=== Section Start ===

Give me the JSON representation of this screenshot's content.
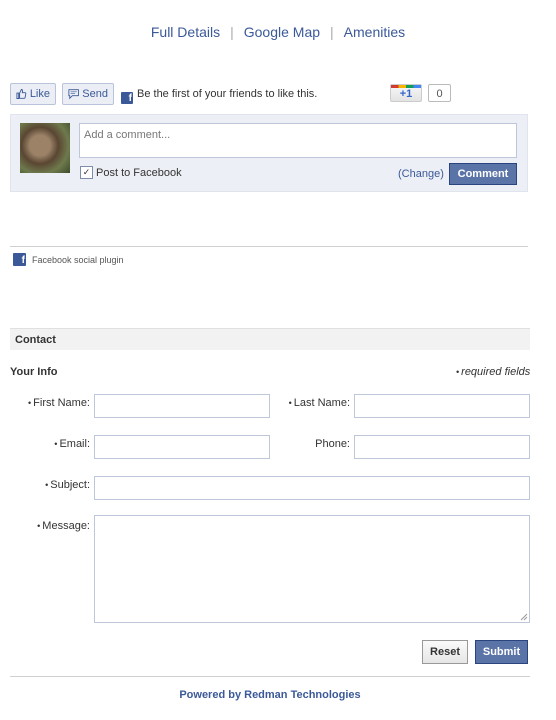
{
  "nav": {
    "links": [
      "Full Details",
      "Google Map",
      "Amenities"
    ],
    "separator": "|"
  },
  "facebook": {
    "like_label": "Like",
    "send_label": "Send",
    "like_text": "Be the first of your friends to like this.",
    "comment_placeholder": "Add a comment...",
    "post_to_facebook_label": "Post to Facebook",
    "post_to_facebook_checked": true,
    "change_link": "(Change)",
    "comment_button": "Comment",
    "plugin_label": "Facebook social plugin"
  },
  "google": {
    "plusone_label": "+1",
    "plusone_count": "0"
  },
  "contact": {
    "section_title": "Contact",
    "subtitle": "Your Info",
    "required_note": "required fields",
    "bullet": "•",
    "labels": {
      "first_name": "First Name:",
      "last_name": "Last Name:",
      "email": "Email:",
      "phone": "Phone:",
      "subject": "Subject:",
      "message": "Message:"
    },
    "reset_button": "Reset",
    "submit_button": "Submit"
  },
  "footer": {
    "powered_by": "Powered by Redman Technologies"
  },
  "colors": {
    "facebook_blue": "#3b5998",
    "button_blue": "#5b74a8"
  }
}
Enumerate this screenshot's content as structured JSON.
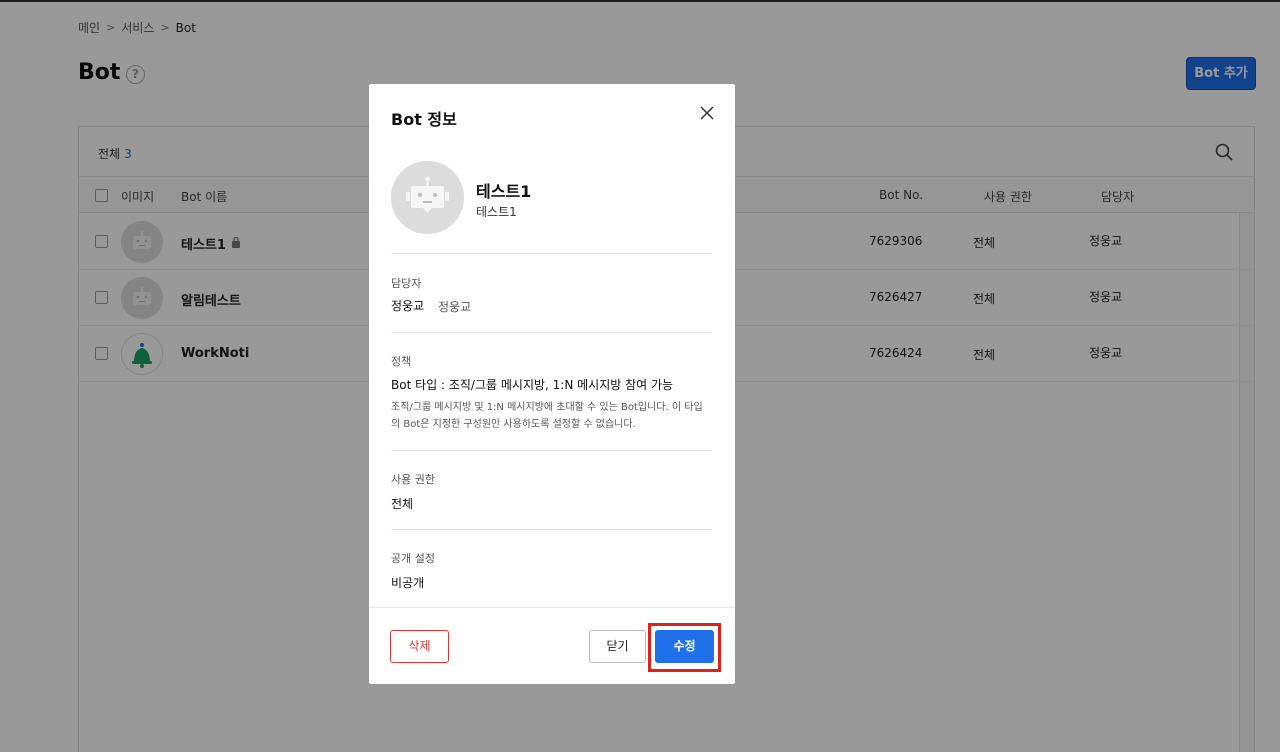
{
  "breadcrumb": {
    "items": [
      "메인",
      "서비스",
      "Bot"
    ],
    "sep": ">"
  },
  "page": {
    "title": "Bot",
    "help": "?",
    "add_button": "Bot 추가"
  },
  "list": {
    "count_label": "전체",
    "count": "3",
    "columns": {
      "image": "이미지",
      "name": "Bot 이름",
      "bot_no": "Bot No.",
      "permission": "사용 권한",
      "owner": "담당자"
    },
    "rows": [
      {
        "name": "테스트1",
        "bot_no": "7629306",
        "permission": "전체",
        "owner": "정웅교",
        "locked": true,
        "icon": "robot-avatar-icon"
      },
      {
        "name": "알림테스트",
        "bot_no": "7626427",
        "permission": "전체",
        "owner": "정웅교",
        "locked": false,
        "icon": "robot-avatar-icon"
      },
      {
        "name": "WorkNoti",
        "bot_no": "7626424",
        "permission": "전체",
        "owner": "정웅교",
        "locked": false,
        "icon": "bell-avatar-icon"
      }
    ]
  },
  "modal": {
    "title": "Bot 정보",
    "bot_name": "테스트1",
    "bot_desc": "테스트1",
    "owner_label": "담당자",
    "owner_name": "정웅교",
    "owner_id": "정웅교",
    "policy_label": "정책",
    "policy_value": "Bot 타입 : 조직/그룹 메시지방, 1:N 메시지방 참여 가능",
    "policy_desc_line1": "조직/그룹 메시지방 및 1:N 메시지방에 초대할 수 있는 Bot입니다. 이 타입",
    "policy_desc_line2": "의 Bot은 지정한 구성원만 사용하도록 설정할 수 없습니다.",
    "permission_label": "사용 권한",
    "permission_value": "전체",
    "visibility_label": "공개 설정",
    "visibility_value": "비공개",
    "delete_button": "삭제",
    "close_button": "닫기",
    "edit_button": "수정"
  },
  "colors": {
    "accent": "#1f6fe8",
    "danger": "#dd3333",
    "highlight": "#e0201a"
  }
}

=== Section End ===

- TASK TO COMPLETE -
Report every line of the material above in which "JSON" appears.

- TASK RESULT -
Give me the JSON representation of this screenshot's content.
Enumerate this screenshot's content as structured JSON.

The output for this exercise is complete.